• **Work order**:
Where the string "prio" occurs in a line of the entries below, copy that line.
--- START ---
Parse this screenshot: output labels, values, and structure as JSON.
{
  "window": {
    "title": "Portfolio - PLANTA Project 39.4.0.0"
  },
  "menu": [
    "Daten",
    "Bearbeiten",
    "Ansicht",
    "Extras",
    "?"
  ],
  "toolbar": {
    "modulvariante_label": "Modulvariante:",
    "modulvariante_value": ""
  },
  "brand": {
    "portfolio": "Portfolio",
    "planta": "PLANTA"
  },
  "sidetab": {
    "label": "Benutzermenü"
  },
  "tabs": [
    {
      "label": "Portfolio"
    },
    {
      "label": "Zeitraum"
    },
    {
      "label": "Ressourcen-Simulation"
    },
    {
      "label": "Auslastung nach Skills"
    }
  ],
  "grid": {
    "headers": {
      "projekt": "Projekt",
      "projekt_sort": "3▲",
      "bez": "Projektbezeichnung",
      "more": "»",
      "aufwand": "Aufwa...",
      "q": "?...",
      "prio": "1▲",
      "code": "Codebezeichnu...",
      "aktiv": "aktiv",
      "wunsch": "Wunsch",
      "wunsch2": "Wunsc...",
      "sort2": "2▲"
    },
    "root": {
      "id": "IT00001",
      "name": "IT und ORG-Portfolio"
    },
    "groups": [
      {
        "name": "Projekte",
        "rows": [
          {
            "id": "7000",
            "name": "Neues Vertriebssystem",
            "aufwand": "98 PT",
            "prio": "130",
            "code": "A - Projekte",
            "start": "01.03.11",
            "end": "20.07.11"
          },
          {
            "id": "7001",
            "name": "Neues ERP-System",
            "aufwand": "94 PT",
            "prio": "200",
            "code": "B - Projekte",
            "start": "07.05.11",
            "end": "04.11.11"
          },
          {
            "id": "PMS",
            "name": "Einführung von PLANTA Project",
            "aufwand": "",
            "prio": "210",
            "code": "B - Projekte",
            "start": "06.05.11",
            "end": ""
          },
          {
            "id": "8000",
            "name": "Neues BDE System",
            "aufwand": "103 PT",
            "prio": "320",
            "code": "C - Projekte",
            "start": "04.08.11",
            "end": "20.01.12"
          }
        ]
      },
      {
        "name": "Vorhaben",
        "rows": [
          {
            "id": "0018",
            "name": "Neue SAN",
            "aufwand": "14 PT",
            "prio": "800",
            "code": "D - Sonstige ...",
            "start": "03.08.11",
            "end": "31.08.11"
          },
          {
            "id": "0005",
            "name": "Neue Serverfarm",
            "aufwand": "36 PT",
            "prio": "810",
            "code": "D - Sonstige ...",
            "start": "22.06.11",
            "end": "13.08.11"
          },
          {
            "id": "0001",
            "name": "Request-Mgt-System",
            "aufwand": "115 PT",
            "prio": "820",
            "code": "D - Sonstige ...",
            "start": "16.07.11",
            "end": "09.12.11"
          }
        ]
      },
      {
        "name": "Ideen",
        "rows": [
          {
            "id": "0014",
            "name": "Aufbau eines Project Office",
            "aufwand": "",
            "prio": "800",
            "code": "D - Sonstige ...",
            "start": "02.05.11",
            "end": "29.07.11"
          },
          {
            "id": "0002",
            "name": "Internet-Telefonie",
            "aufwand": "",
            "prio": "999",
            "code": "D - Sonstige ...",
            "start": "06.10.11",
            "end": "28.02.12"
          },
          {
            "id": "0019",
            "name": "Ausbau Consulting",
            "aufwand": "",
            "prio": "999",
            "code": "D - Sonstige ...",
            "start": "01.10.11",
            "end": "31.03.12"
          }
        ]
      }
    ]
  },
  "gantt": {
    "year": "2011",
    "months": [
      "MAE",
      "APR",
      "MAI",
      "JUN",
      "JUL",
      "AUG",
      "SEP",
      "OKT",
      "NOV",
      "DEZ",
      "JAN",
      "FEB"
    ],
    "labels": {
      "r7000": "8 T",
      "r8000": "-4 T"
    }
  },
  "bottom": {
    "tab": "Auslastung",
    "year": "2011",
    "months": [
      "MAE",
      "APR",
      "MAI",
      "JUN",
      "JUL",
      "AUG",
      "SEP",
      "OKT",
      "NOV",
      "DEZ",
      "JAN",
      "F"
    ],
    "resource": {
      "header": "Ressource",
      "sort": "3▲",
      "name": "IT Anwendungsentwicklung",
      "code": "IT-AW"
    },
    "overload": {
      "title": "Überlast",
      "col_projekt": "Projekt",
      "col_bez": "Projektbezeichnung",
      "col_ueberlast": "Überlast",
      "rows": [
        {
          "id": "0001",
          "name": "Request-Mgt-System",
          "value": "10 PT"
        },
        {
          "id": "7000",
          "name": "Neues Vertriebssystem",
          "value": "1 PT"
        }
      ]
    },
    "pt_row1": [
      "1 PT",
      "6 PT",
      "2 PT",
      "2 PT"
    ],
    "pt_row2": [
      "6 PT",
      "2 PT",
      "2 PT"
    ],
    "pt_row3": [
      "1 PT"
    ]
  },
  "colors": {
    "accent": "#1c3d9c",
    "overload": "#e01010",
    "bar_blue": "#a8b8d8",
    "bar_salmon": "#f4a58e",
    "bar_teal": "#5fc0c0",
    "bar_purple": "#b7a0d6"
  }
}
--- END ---
• **Output for this exercise**:
      "prio": "1▲",
            "prio": "130",
            "prio": "200",
            "prio": "210",
            "prio": "320",
            "prio": "800",
            "prio": "810",
            "prio": "820",
            "prio": "800",
            "prio": "999",
            "prio": "999",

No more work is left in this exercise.